I've been doing much more hand-holding in the pre-algebra than I am used to, but it seems to be paying off. I called two parents on Friday just to say that I enjoyed having their kids in class but I was becoming concerned because they were developing attitudes where previously none existed. I was worried that something was going on outside of class that I should know about. Both sets of parents were very happy to hear from me, which also was a nice change.
A few years ago, I made a similar call and the response I got shocked me.
Me: "Hi! This is Mr. Aion and I'm your daughter's math teacher. I wanted to give you a call because **student** started out the year very strongly. She's a very bright young woman and I see wonderful things in her future. Lately, however, she seems to have started developing a bit of an attitude with me where she hadn't before. I had thought we had good report, but she's also stopped doing her assignments and is growing increasingly belligerent. I'm calling because I want to nip this in the bud before it gets out of hand. I'd like for everyone to have a good year!"
Parent: "She's a little girl and there are people in your school who are pays millions of dollars to help you. If you can't control a little girl, I think you should talk to one of them and maybe think about what you do there. In fact, I'm going to call the principal and tell him that you, a grown man, can't control a little girl and maybe you should find a job elsewhere. Don't call here again ever unless she's dead." **click**
Now, several years later, I find the opposite response equally shocking. Did she just THANK me for caring about her child?? As pleased as I am about how receptive the mother was to my call, I am equally disturbed by how out of place it felt.
I will continue reaching out and hoping for similar positive responses. Even negative ones will be met cordiality.
In a way to bring up something that I like bringing up, I've been thinking about how to impress upon the students that mathematical success will not happen over night. If they wish to be successful, they will have to work hard over a long period of time. I'm not sure how to do this by using the following picture and NOT have it seem like I'm inventing an excuse to show it.
Did I mention that I ran a half marathon this past weekend?
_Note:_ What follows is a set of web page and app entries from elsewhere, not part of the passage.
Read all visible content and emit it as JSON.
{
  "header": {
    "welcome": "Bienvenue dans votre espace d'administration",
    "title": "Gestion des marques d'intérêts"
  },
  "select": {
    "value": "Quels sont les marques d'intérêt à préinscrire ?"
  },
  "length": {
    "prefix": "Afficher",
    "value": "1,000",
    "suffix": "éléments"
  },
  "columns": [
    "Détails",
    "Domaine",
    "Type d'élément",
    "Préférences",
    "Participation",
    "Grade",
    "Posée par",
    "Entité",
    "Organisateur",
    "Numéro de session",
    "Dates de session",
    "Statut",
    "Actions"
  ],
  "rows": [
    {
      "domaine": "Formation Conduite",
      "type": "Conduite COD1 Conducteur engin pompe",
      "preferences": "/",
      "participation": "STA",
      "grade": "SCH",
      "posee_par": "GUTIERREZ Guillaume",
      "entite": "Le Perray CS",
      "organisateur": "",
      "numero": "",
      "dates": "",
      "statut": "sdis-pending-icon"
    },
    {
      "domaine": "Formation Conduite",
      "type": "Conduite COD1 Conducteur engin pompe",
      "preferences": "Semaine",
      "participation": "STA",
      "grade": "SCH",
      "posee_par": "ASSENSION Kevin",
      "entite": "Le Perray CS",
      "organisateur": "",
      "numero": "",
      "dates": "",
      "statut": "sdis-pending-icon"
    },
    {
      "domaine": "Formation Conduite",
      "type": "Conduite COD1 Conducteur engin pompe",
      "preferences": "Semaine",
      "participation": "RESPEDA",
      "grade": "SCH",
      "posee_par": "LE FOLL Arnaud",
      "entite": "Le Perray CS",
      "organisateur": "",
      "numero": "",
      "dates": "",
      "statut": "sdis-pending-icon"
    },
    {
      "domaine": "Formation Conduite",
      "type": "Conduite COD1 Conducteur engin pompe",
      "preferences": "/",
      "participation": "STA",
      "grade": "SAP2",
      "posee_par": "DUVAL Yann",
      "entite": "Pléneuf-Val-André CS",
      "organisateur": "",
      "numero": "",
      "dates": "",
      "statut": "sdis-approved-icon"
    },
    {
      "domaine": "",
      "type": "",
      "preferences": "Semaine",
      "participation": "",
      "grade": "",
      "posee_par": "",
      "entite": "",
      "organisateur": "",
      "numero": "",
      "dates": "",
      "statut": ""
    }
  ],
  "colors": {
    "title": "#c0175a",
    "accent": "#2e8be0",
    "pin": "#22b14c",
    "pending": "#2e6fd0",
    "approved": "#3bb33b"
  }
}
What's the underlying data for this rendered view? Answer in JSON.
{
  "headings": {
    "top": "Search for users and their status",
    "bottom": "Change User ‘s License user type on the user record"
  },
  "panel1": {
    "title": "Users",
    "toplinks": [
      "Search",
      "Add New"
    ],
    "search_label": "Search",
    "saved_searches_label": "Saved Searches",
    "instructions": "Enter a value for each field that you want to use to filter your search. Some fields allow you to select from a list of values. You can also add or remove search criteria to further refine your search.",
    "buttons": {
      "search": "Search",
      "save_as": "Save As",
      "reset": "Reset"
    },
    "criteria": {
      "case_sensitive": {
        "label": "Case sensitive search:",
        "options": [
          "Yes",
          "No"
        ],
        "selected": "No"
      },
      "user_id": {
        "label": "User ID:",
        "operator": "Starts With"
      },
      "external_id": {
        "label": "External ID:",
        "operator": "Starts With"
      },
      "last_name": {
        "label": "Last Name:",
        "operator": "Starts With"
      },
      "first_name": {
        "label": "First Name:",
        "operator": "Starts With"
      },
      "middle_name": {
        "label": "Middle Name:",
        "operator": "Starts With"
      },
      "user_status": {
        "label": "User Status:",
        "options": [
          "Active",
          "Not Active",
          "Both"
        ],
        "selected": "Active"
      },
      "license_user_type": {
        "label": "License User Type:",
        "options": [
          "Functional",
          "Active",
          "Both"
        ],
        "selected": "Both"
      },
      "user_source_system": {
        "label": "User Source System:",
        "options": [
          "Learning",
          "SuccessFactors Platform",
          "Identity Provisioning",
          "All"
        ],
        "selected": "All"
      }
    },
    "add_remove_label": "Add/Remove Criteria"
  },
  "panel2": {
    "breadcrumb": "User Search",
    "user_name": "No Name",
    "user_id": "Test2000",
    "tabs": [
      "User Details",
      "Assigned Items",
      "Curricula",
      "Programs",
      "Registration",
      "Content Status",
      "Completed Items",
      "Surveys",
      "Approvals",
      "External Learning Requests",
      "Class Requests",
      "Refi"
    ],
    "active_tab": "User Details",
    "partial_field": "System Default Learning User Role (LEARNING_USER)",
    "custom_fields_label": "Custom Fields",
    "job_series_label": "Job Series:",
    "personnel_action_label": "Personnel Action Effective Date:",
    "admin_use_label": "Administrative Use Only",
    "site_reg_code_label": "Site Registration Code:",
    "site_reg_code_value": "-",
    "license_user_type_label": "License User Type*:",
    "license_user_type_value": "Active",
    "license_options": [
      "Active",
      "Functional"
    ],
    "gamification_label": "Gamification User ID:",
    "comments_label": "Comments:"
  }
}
No? Oh. No big deal. I just ran a half marathon this weekend.
TAKE THAT, HIGH SCHOOL GYM TEACHER AND MIDDLE SCHOOL BULLIES!